Treating Trauma and Addiction in Health Care Professionals
Health care professionals who are dealing with substance use disorders face particular challenges, according to the executive director of an organization dedicated to serving this population. These professionals must learn to cope with the emotional challenges of having ready access to medications, says Maureen Sullivan Dinnan, J.D. of HAVEN.
“The disease of addiction is the same for everyone, but for health care professionals, relapse prevention strategies need to be different because of their access to drugs,” she says. “They need to be prepared to deal with how they will feel when they administer medication and see the patient’s pain is relieved, while they are also suffering emotional or physical pain.”

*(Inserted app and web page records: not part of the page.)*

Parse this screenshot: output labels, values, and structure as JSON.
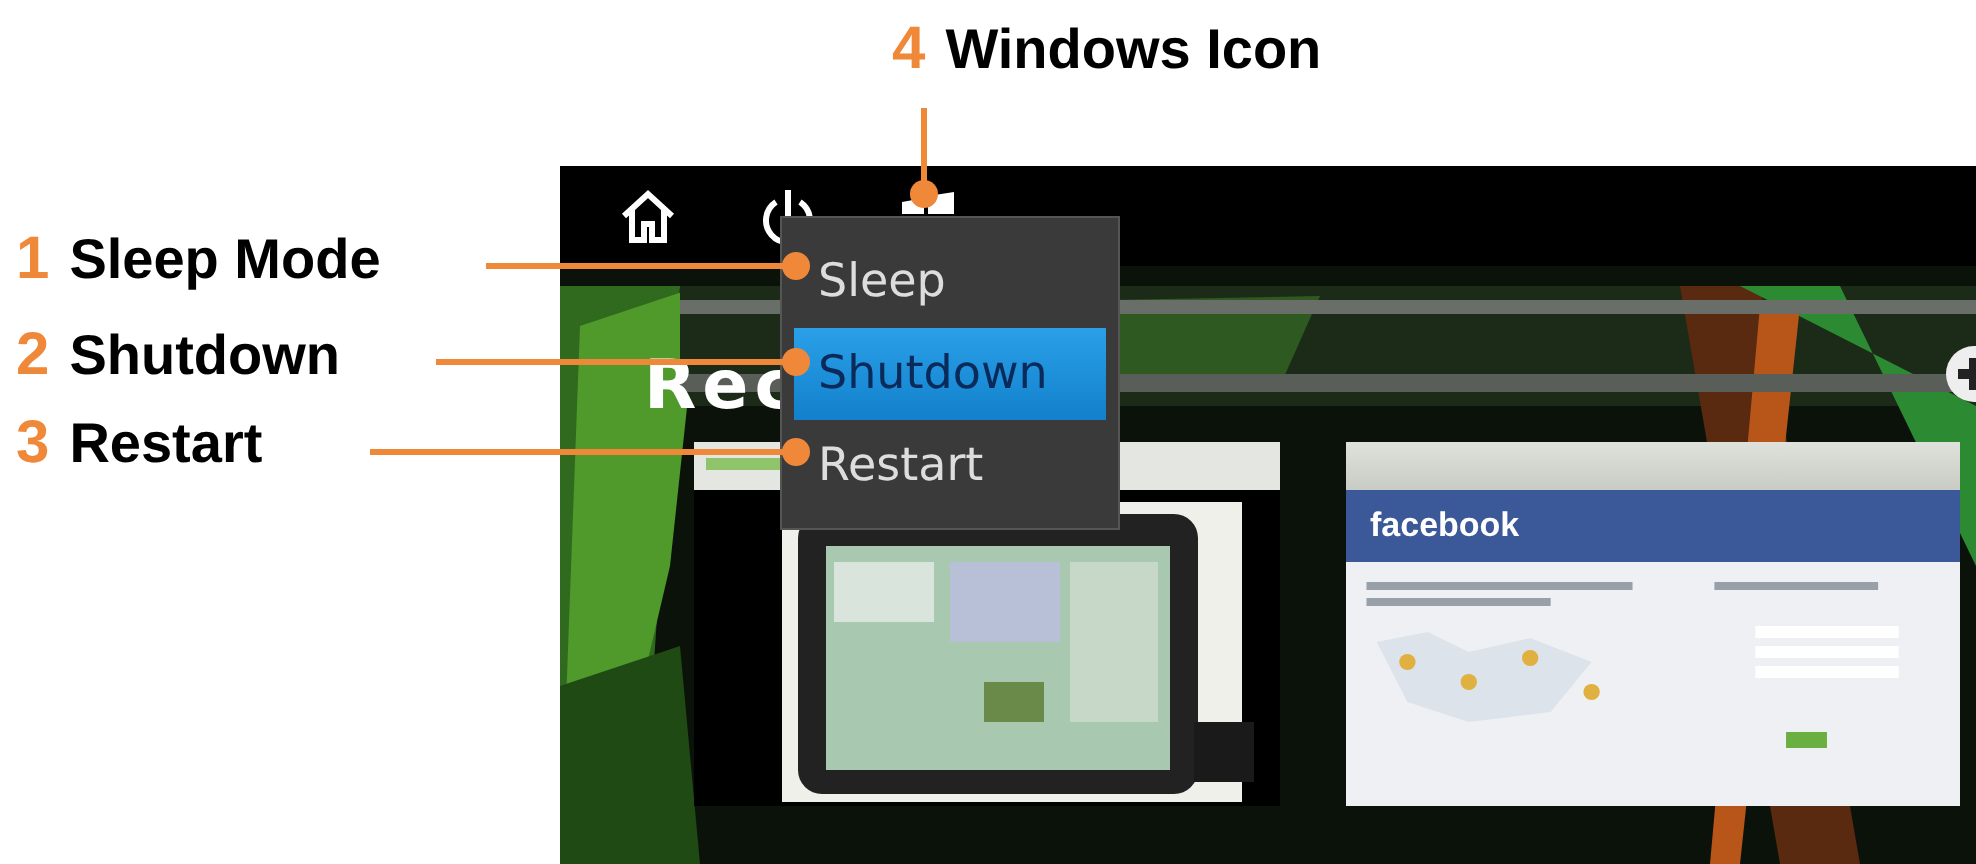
{
  "callouts": [
    {
      "number": "1",
      "label": "Sleep Mode"
    },
    {
      "number": "2",
      "label": "Shutdown"
    },
    {
      "number": "3",
      "label": "Restart"
    },
    {
      "number": "4",
      "label": "Windows Icon"
    }
  ],
  "screen": {
    "section_title": "Rec",
    "power_menu": [
      {
        "label": "Sleep",
        "selected": false
      },
      {
        "label": "Shutdown",
        "selected": true
      },
      {
        "label": "Restart",
        "selected": false
      }
    ],
    "thumbnails": [
      {
        "kind": "tablet"
      },
      {
        "kind": "web",
        "site_name": "facebook"
      }
    ]
  }
}
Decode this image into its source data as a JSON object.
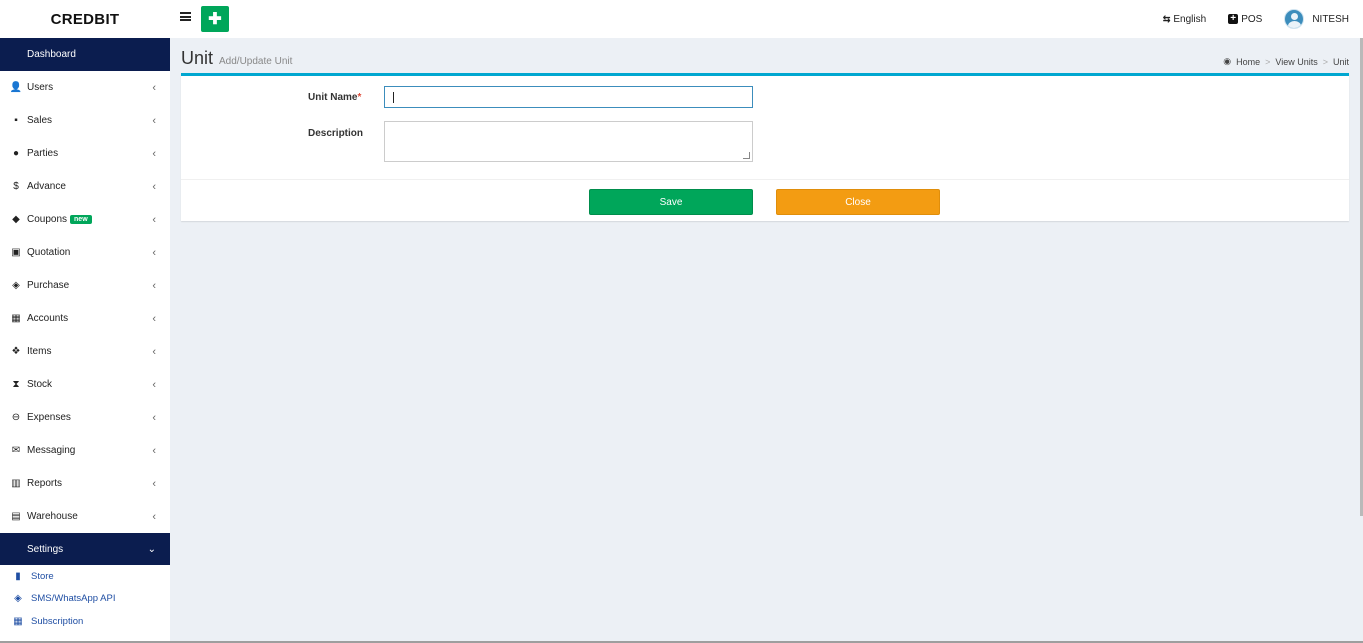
{
  "app": {
    "name": "CREDBIT"
  },
  "topbar": {
    "language": "English",
    "pos": "POS",
    "user": "NITESH"
  },
  "sidebar": {
    "dashboard": "Dashboard",
    "items": [
      {
        "label": "Users",
        "icon": "user-plus-icon"
      },
      {
        "label": "Sales",
        "icon": "cart-icon"
      },
      {
        "label": "Parties",
        "icon": "users-icon"
      },
      {
        "label": "Advance",
        "icon": "dollar-icon"
      },
      {
        "label": "Coupons",
        "icon": "tags-icon",
        "badge": "new"
      },
      {
        "label": "Quotation",
        "icon": "calendar-plus-icon"
      },
      {
        "label": "Purchase",
        "icon": "cube-icon"
      },
      {
        "label": "Accounts",
        "icon": "grid-icon"
      },
      {
        "label": "Items",
        "icon": "cubes-icon"
      },
      {
        "label": "Stock",
        "icon": "hourglass-icon"
      },
      {
        "label": "Expenses",
        "icon": "minus-circle-icon"
      },
      {
        "label": "Messaging",
        "icon": "envelope-icon"
      },
      {
        "label": "Reports",
        "icon": "bar-chart-icon"
      },
      {
        "label": "Warehouse",
        "icon": "building-icon"
      }
    ],
    "settings": {
      "label": "Settings",
      "children": [
        {
          "label": "Store",
          "icon": "briefcase-icon"
        },
        {
          "label": "SMS/WhatsApp API",
          "icon": "cube-icon"
        },
        {
          "label": "Subscription",
          "icon": "calendar-icon"
        }
      ]
    }
  },
  "page": {
    "title": "Unit",
    "subtitle": "Add/Update Unit",
    "breadcrumb": [
      "Home",
      "View Units",
      "Unit"
    ]
  },
  "form": {
    "unit_name_label": "Unit Name",
    "required_mark": "*",
    "unit_name_value": "",
    "description_label": "Description",
    "description_value": "",
    "save_label": "Save",
    "close_label": "Close"
  },
  "colors": {
    "sidebar_active": "#0b1d4f",
    "save": "#00a65a",
    "close": "#f39c12",
    "box_accent": "#00a7d0",
    "link": "#1f4ea3"
  }
}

As with many other people, health care professionals who abuse drugs often do so not to get high, but to self-medicate to help them deal with having suffered trauma, Dinnan says. “When their coping mechanism is taken away, they may lapse because they have no other way to deal with the trauma.”
Her Connecticut-based organization is holding a symposium on Trauma and Recovery for health care professionals on November 1 at Quinnipiac University in North Haven. HAVEN is a voluntary confidential assistance program for health care professionals facing the challenges of physical illness, mental illness, chemical dependence or emotional disorder. It is designed as a peer-based process to encourage early identification of health care professionals who are at risk for impairment. The program helps health care professionals manage their own well-being in addition to the well-being of their patients.
“Over the last decade there has been a growing understanding that if health care professionals don’t get care for themselves, it not only hurts them, but may impact the quality of care they can deliver,” Dinnan says, adding there is a misperception that health care professionals are stronger or more able-minded than other people, and are therefore better equipped to deal with the consequences of trauma.
HAVEN has a high success rate that is due in large part to the monitoring they conduct, according to Dinnan. “We make sure if the person’s plan requires therapy, that they are engaged in therapy, and if a person doesn’t commit to therapy, we are notified.” The program also conducts random drug testing. They partner with a workplace monitor who is aware of the health care professional’s treatment, and can notify HAVEN if the person appears stressed and needs extra support.
While HAVEN has seen some health care professionals, including emergency medical personnel, who were affected by the Sandy Hook shooting, most professionals participating in the program are dealing with personal traumas, she notes. “Trauma comes in all forms, and seeps into our lives in ways that are very negative.” To register for the symposium or for more information on HAVEN, call HAVEN at 860-276-9196.